|Being Part of the Solution: Antecedent Interventions for Students With Anxiety-Related Behaviors|
|Monday, May 30, 2016|
|8:00 AM–8:50 AM |
|Crystal Ballroom B, Hyatt Regency, Green West|
|Area: CBM/EDC; Domain: Service Delivery|
|PSY/BACB CE Offered. CE Instructor: Jeannie A. Golden, Ph.D.|
|Chair: Jeannie A. Golden (East Carolina University)|
|Presenting Author: JESSICA MINAHAN (Boston University)|
The National Institutes of Health (NIH) reports that one in four thirteen-eighteen year olds has had an anxiety disorder in their lifetime. In 1998, Friman and colleagues encouraged behavior analysts to study anxiety but very few behavior analysts have done so. Anxiety creates a unique set of prior learning experiences, discriminative stimuli for reinforcement and punishment, and establishing operations. In this tutorial, a behavioral analysis of anxiety-related behaviors including the identification of: the effect of prior learning history of reinforcement and punishment for anxiety-related behaviors, discriminative stimuli that signal anxiety-related behaviors and establishing operations for anxiety-related behaviors will be provided. When anxiety-related behaviors are due to skill deficits, explicitly teaching coping skills, self-monitoring, and alternative responses is crucial. Using antecedent interventions with these children may be more effective than reward and punishment-based consequences from traditional behavior plans.
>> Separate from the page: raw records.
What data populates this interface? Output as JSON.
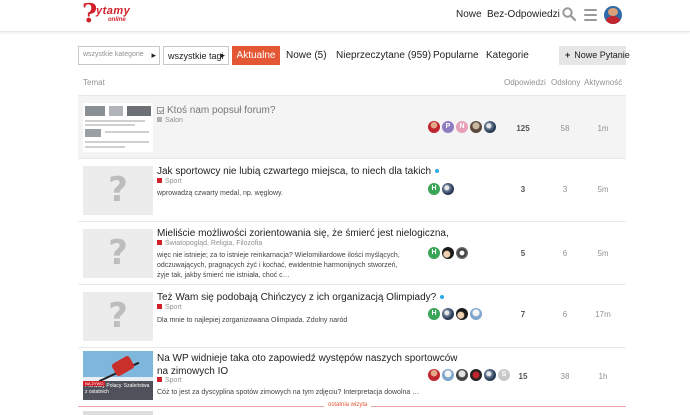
{
  "header": {
    "logo_text": "ytamy",
    "logo_sub": "online",
    "nav": [
      {
        "label": "Nowe"
      },
      {
        "label": "Bez-Odpowiedzi"
      }
    ],
    "icons": [
      "search-icon",
      "menu-icon",
      "user-avatar"
    ]
  },
  "toolbar": {
    "category_dropdown": "wszystkie kategorie",
    "tag_dropdown": "wszystkie tagi",
    "tabs": [
      {
        "label": "Aktualne",
        "active": true
      },
      {
        "label": "Nowe (5)"
      },
      {
        "label": "Nieprzeczytane (959)"
      },
      {
        "label": "Popularne"
      },
      {
        "label": "Kategorie"
      }
    ],
    "new_button": "Nowe Pytanie",
    "new_button_icon": "plus-icon",
    "accent_color": "#e45735"
  },
  "table": {
    "headers": {
      "topic": "Temat",
      "replies": "Odpowiedzi",
      "views": "Odsłony",
      "activity": "Aktywność"
    },
    "rows": [
      {
        "title": "Ktoś nam popsuł forum?",
        "pinned": true,
        "category": "Salon",
        "category_color": "#b3b3b3",
        "excerpt": "",
        "posters": [
          "",
          "P",
          "N",
          "",
          ""
        ],
        "replies": "125",
        "views": "58",
        "activity": "1m"
      },
      {
        "title": "Jak sportowcy nie lubią czwartego miejsca, to niech dla takich",
        "category": "Sport",
        "category_color": "#d1202a",
        "excerpt": "wprowadzą czwarty medal, np. węglowy.",
        "posters": [
          "H",
          ""
        ],
        "replies": "3",
        "views": "3",
        "activity": "5m"
      },
      {
        "title": "Mieliście możliwości zorientowania się, że śmierć jest nielogiczna,",
        "category": "Światopogląd, Religia, Filozofia",
        "category_color": "#d1202a",
        "excerpt": "więc nie istnieje; za to istnieje reinkarnacja? Wielomiliardowe ilości myślących, odczuwających, pragnących żyć i kochać, ewidentnie harmonijnych stworzeń, żyje tak, jakby śmierć nie istniała, choć c…",
        "posters": [
          "H",
          "",
          ""
        ],
        "replies": "5",
        "views": "6",
        "activity": "5m"
      },
      {
        "title": "Też Wam się podobają Chińczycy z ich organizacją Olimpiady?",
        "category": "Sport",
        "category_color": "#d1202a",
        "excerpt": "Dla mnie to najlepiej zorganizowana Olimpiada. Zdolny naród",
        "posters": [
          "H",
          "",
          "",
          ""
        ],
        "replies": "7",
        "views": "6",
        "activity": "17m"
      },
      {
        "title": "Na WP widnieje taka oto zapowiedź występów naszych sportowców",
        "title_line2": "na zimowych IO",
        "category": "Sport",
        "category_color": "#d1202a",
        "excerpt": "Cóż to jest za dyscyplina spotów zimowych na tym zdjęciu? Interpretacja dowolna …",
        "thumb_tag": "NA ŻYWO",
        "thumb_caption": "Pierwszy Polacy. Szaleństwa z ostatnich",
        "posters": [
          "",
          "",
          "",
          "",
          "",
          "S"
        ],
        "replies": "15",
        "views": "38",
        "activity": "1h"
      }
    ]
  },
  "last_visit_label": "ostatnia wizyta"
}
The reduction of self-reported anxiety-related behavior by use of antecedent management and explicit instruction in self-regulation and self-monitoring strategies will be discussed.
|Instruction Level: Intermediate|
|Target Audience: |
BCBAs, psychologists, counselors, health care providers, social workers and/or teachers who serve children with developmental disabilities or children who are typically-developing who exhibit anxiety-related and challenging behaviors.
|Learning Objectives: At the conclusion of the tutorial, the participant will be able to: (1) explain why antecedent interventions for children with anxiety-related behaviors may be more effective than reward and punishment-based consequences from traditional behavior plans; (2) describe how to explicitly teach coping skills, self-monitoring, and alternative responses for anxiety-related behaviors; (3) describe how to implement antecedent strategies and interventions for reducing anxiety-related behaviors.|
|JESSICA MINAHAN (Boston University)|
|Jessica Minahan, BCBA, is an author and special educator with experience in both urban and suburban public school systems. She has worked with students who exhibit challenging behavior at home and in school; she specializes in creating behavior intervention plans for students who demonstrate explosive and unsafe behavior. She also works with students who have emotional and behavioral disabilities, anxiety disorders, or high-functioning autism. Jessica is currently an adjunct professor at Boston University and offers independent consultations to schools nationwide.|